A Quarterback Controversy in Atlanta?
THE FALCONS seem bound for a quarterback controversy. Either of their two candidates, veteran Michael Vick or backup Matt Schaub, could outscore New Orleans Sunday, no doubt, but as the long season continues against better opponents, a controversy could and is likely to ripen.
For in Week 5, when Vick was injured, Schaub, in his second year out of Virginia, stepped in and matched Brady point for point until Brady had the last possession, in which the Patriots drove to Adam Vinatieri's winning field goal in the last 17 seconds.
With Schaub at quarterback, the Falcons looked like a sound football team. When Vick is their quarterback, they usually look like a spectacular sandlot team.
One of the most effective running quarterbacks of all time, Vick isn't as successful on pass plays. But most football fans, who love to see running quarterbacks, love him anyway.
That will make it difficult for Atlanta to bench Vick for Schaub, though the guess here is that in time, the Falcons — like many other teams with two different but (roughly) equal candidates over the years — will have to turn to the best man to make the playoffs and get through the playoffs. And in Atlanta, based on his performance in this game, that may be Schaub.
Vick, at 6 feet even and listed at 215 pounds, isn't the most rugged NFL quarterback despite his effective running-play adventuring. Schaub, who stands 6 feet 5 and weighs 237, is a strong, sturdy, straight-throwing passer who in his first NFL start showed a veteran's coolness. He accumulated 298 passing yards, sixth best in the league that day.
That had an unforeseen result — the best football game of the year so far. On one side, Brady, the finest of active NFL quarterbacks, was playing football again instead of shotgun ball, which hampers him mightily though it took his coaches a long time to see that. On the other side, Schaub was also playing the game properly for coaches who plainly know more football than they have seemed to know when sending Vick out there.
To many sports fans, it will feel like heresy to bench Vick, but if Schaub is the passer he seemed to be on his debut day, his team will doubtless need him to get past Carolina and Tampa Bay in that division.

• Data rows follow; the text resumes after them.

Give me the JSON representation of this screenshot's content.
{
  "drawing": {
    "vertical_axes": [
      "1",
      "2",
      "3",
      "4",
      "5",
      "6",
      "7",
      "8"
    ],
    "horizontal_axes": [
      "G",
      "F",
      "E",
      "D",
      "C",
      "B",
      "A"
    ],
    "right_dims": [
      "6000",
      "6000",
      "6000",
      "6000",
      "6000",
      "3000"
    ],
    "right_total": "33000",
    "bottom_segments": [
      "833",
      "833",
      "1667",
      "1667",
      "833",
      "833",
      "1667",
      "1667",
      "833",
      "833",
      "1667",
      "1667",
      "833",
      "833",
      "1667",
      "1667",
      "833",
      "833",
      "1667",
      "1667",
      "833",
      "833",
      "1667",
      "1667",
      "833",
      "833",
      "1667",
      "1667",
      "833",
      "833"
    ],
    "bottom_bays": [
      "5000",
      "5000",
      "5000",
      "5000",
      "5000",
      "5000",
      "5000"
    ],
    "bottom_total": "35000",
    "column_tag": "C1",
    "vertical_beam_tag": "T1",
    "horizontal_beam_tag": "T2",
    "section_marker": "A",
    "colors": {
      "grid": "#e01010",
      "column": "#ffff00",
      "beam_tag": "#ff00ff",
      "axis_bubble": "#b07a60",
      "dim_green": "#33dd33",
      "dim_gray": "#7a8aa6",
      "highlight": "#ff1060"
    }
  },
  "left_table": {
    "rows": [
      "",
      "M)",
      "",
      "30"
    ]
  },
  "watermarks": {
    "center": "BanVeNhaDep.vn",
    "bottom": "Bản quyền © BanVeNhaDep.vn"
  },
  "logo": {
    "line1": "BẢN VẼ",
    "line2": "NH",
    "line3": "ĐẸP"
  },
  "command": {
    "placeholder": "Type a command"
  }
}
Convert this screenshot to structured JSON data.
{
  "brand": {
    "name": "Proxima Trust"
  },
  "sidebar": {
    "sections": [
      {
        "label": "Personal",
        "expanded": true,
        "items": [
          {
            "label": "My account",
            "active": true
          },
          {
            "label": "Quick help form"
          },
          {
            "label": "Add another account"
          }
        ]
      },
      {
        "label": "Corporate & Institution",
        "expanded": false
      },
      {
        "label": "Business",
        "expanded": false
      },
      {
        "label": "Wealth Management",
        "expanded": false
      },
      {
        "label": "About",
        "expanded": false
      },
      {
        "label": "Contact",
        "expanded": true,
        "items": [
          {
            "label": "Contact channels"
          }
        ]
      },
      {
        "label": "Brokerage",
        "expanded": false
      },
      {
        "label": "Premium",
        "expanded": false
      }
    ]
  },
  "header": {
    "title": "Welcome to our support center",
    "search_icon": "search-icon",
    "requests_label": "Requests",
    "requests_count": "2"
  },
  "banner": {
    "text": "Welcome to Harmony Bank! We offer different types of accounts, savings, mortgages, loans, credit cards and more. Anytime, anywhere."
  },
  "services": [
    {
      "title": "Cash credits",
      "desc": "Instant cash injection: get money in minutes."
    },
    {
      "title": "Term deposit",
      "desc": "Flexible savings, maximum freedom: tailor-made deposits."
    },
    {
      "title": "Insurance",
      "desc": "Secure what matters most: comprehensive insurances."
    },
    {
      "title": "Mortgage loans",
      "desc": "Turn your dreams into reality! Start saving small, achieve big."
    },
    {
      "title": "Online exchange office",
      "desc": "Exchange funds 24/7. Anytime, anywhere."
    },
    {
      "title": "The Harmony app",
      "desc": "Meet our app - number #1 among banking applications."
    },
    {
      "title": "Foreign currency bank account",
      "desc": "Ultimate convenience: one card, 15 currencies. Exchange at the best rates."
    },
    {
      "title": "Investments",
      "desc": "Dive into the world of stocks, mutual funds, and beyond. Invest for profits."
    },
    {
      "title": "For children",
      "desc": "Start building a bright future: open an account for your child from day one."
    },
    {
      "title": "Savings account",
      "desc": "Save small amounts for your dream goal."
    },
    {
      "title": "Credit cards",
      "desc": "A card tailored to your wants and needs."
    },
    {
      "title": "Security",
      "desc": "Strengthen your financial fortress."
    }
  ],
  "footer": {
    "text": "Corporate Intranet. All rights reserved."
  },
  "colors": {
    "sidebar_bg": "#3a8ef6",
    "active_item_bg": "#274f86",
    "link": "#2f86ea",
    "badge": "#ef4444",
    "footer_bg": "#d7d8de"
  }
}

Bob Oates can be reached at firstname.lastname@example.org. Previous columns are available at latimes.com/oates.